Joanne Brackeen added a dash of sartorial insouciance by wearing an NEA baseball cap sideways, hip-hop style, with her otherwise semi-formal attire. The garb reflected her own playful way of creating music, combining a mastery of fundamentals with an open acceptance of spontaneous invention. In her heartfelt speech, she discussed how she has been inspired both by her audiences and by silence. “When I play music, I play from the vibration of the people in the place that I’m playing,” she said. “It makes me feel at home on the earth.”
The young pianist James Francies performed a medley of two of Brackeen’s tunes, “Fi-Fi Goes to Heaven” and “Crystal Palace BPC,” backed by McBride and drummer Terri Lyne Carrington. Now recording for Blue Note Records, Francies captured the driving virtuosity and improvisational flights of fancy that are hallmarks of Brackeen’s style.
Before the tribute to Reeves, pianist Jason Moran, the Kennedy Center’s Artistic Director for Jazz, improvised music for an “In Memoriam” segment that paid homage to such recently departed NEA Jazz Masters as Jon Hendricks, George Avakian, Muhal Richard Abrams and Cecil Taylor. Moran even evoked Taylor’s distinctive percussive approach while the avant-jazz pioneer’s image was up on the screen.

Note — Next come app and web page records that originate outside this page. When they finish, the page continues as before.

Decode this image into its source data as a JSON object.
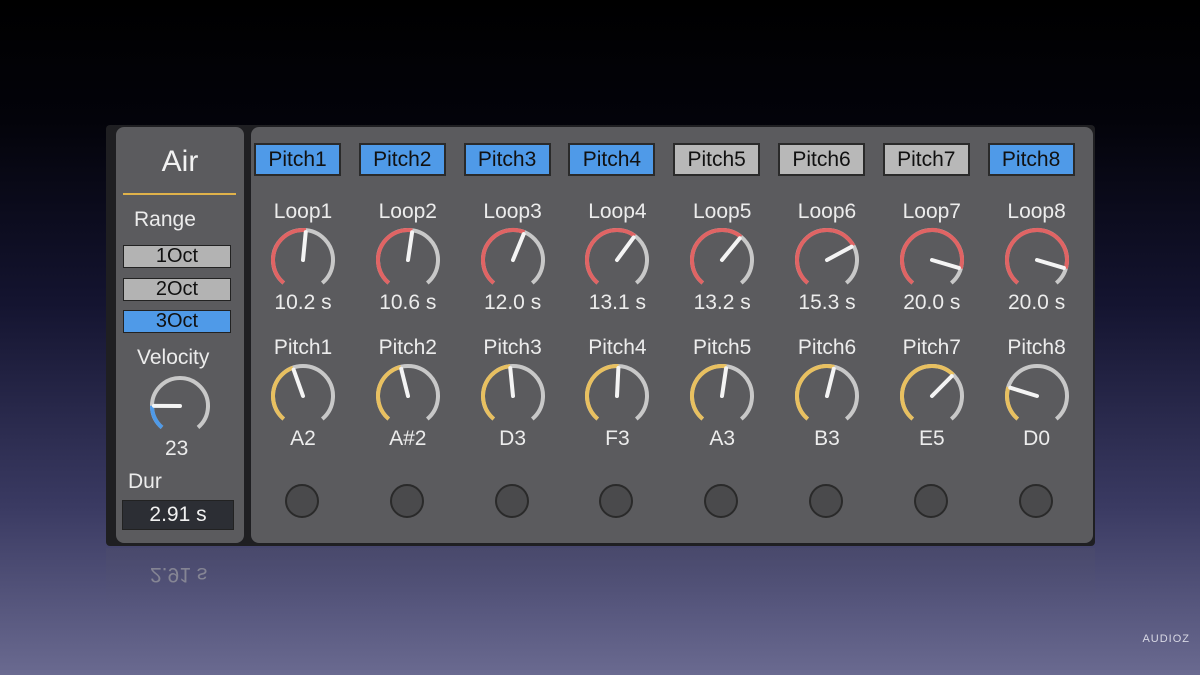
{
  "left": {
    "title": "Air",
    "range_label": "Range",
    "range_options": [
      {
        "label": "1Oct",
        "active": false
      },
      {
        "label": "2Oct",
        "active": false
      },
      {
        "label": "3Oct",
        "active": true
      }
    ],
    "velocity_label": "Velocity",
    "velocity_value": "23",
    "velocity_fraction": 0.18,
    "dur_label": "Dur",
    "dur_value": "2.91 s",
    "reflection_text": "2.91 s"
  },
  "colors": {
    "loop_arc": "#e06464",
    "pitch_arc": "#e8c060",
    "velocity_arc": "#4f9ae8",
    "track": "#c8c8c8",
    "active_button": "#4f9ae8",
    "inactive_button": "#b8b8b8"
  },
  "channels": [
    {
      "button": "Pitch1",
      "on": true,
      "loop_label": "Loop1",
      "loop_value": "10.2 s",
      "loop_fraction": 0.52,
      "pitch_label": "Pitch1",
      "pitch_value": "A2",
      "pitch_fraction": 0.43
    },
    {
      "button": "Pitch2",
      "on": true,
      "loop_label": "Loop2",
      "loop_value": "10.6 s",
      "loop_fraction": 0.53,
      "pitch_label": "Pitch2",
      "pitch_value": "A#2",
      "pitch_fraction": 0.45
    },
    {
      "button": "Pitch3",
      "on": true,
      "loop_label": "Loop3",
      "loop_value": "12.0 s",
      "loop_fraction": 0.58,
      "pitch_label": "Pitch3",
      "pitch_value": "D3",
      "pitch_fraction": 0.48
    },
    {
      "button": "Pitch4",
      "on": true,
      "loop_label": "Loop4",
      "loop_value": "13.1 s",
      "loop_fraction": 0.63,
      "pitch_label": "Pitch4",
      "pitch_value": "F3",
      "pitch_fraction": 0.51
    },
    {
      "button": "Pitch5",
      "on": false,
      "loop_label": "Loop5",
      "loop_value": "13.2 s",
      "loop_fraction": 0.64,
      "pitch_label": "Pitch5",
      "pitch_value": "A3",
      "pitch_fraction": 0.53
    },
    {
      "button": "Pitch6",
      "on": false,
      "loop_label": "Loop6",
      "loop_value": "15.3 s",
      "loop_fraction": 0.72,
      "pitch_label": "Pitch6",
      "pitch_value": "B3",
      "pitch_fraction": 0.55
    },
    {
      "button": "Pitch7",
      "on": false,
      "loop_label": "Loop7",
      "loop_value": "20.0 s",
      "loop_fraction": 0.88,
      "pitch_label": "Pitch7",
      "pitch_value": "E5",
      "pitch_fraction": 0.66
    },
    {
      "button": "Pitch8",
      "on": true,
      "loop_label": "Loop8",
      "loop_value": "20.0 s",
      "loop_fraction": 0.88,
      "pitch_label": "Pitch8",
      "pitch_value": "D0",
      "pitch_fraction": 0.24
    }
  ],
  "watermark": "AUDIOZ"
}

The final honoree was fêted, appropriately enough, by one of the music’s most impressive young vocalists, Cécile McLorin Salvant. She was accompanied by pianist Sullivan Fortner and a rhythm section of McBride and Carrington, both of whom are likely future NEA Jazz Masters. Carrington in particular has had a long and close relationship with Reeves, not only as a bandmate and musical director but also as a producer. Salvant performed “Obsession,” a tune that Reeves recorded for her 2001 album, The Calling, a celebration of one of her own vocal heroes, Sarah Vaughan. As Reeves said after the performance, Salvant took the song and did something with it that Reeves would never do or even think to do—and such risk-taking is exactly what makes jazz continue to evolve and grow.
Reeves seemed to be the only honoree who spoke extemporaneously, or at least from minimal notes. With warm and humorous anecdotes, she spoke about the early breaks and deep inspiration given to her by mentors like Sérgio Mendes, Clark Terry and her cousin George Duke. It was through Terry, she said, that she learned “my instrument was one thing, but my voice was my soul.” She also thanked her aunt, who nurtured in the singer a love for all kinds of music, including more earthy types, such as a few ribald blues tunes with double-entendre lyrics that a young Reeves didn’t understand until much later.

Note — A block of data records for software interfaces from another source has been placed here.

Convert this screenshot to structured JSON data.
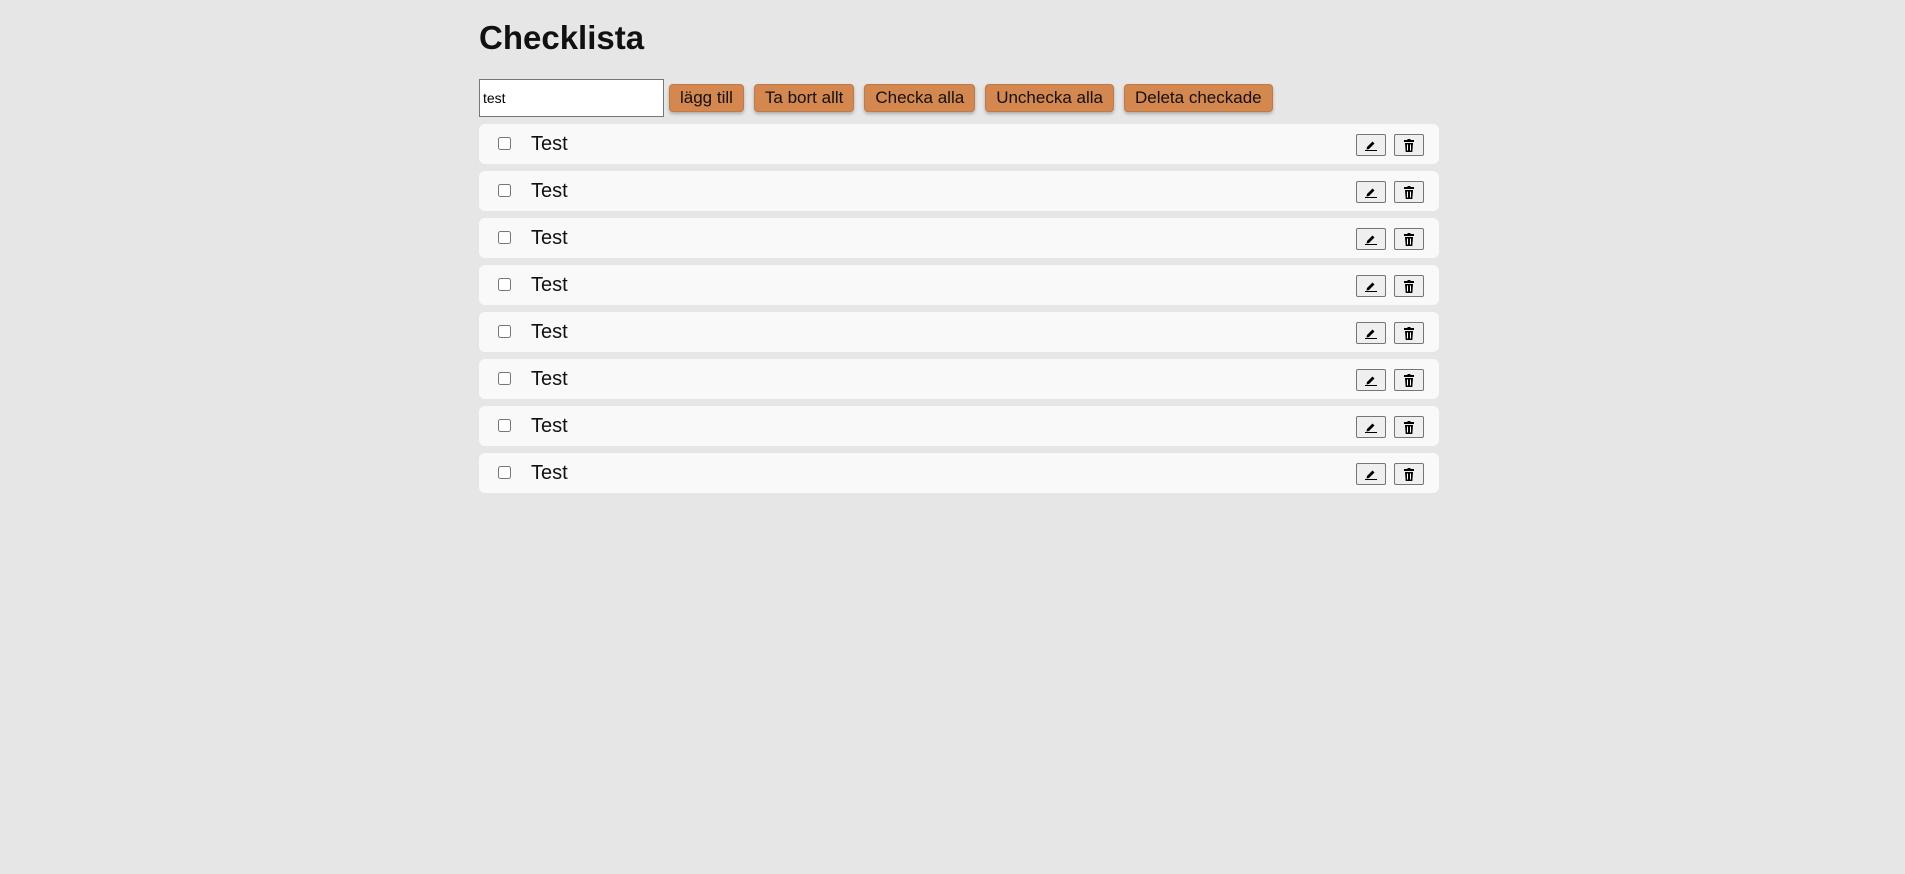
{
  "page": {
    "title": "Checklista"
  },
  "controls": {
    "input_value": "test",
    "add_label": "lägg till",
    "remove_all_label": "Ta bort allt",
    "check_all_label": "Checka alla",
    "uncheck_all_label": "Unchecka alla",
    "delete_checked_label": "Deleta checkade"
  },
  "items": [
    {
      "label": "Test",
      "checked": false,
      "edit_icon": "pencil-icon",
      "delete_icon": "trash-icon"
    },
    {
      "label": "Test",
      "checked": false,
      "edit_icon": "pencil-icon",
      "delete_icon": "trash-icon"
    },
    {
      "label": "Test",
      "checked": false,
      "edit_icon": "pencil-icon",
      "delete_icon": "trash-icon"
    },
    {
      "label": "Test",
      "checked": false,
      "edit_icon": "pencil-icon",
      "delete_icon": "trash-icon"
    },
    {
      "label": "Test",
      "checked": false,
      "edit_icon": "pencil-icon",
      "delete_icon": "trash-icon"
    },
    {
      "label": "Test",
      "checked": false,
      "edit_icon": "pencil-icon",
      "delete_icon": "trash-icon"
    },
    {
      "label": "Test",
      "checked": false,
      "edit_icon": "pencil-icon",
      "delete_icon": "trash-icon"
    },
    {
      "label": "Test",
      "checked": false,
      "edit_icon": "pencil-icon",
      "delete_icon": "trash-icon"
    }
  ],
  "colors": {
    "background": "#e6e6e6",
    "button": "#d4874e",
    "row": "#f9f9f9"
  }
}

The evening was capped off by a performance of a totally different kind. The dynamic Afropop singer Angélique Kidjo performed a rousing version of the Rolling Stones’ “Gimme Shelter,” backed by many of the musicians from the night, including Felder, McBride, Carrington and Sanchez, plus Helen Sung on piano and keyboards. The honorees came up onstage for the last part of the song, some dancing, one (Reeves) singing, but all smiling. Kudos to the NEA and the Kennedy Center for so perfectly blending a respect for the past with a look to the future.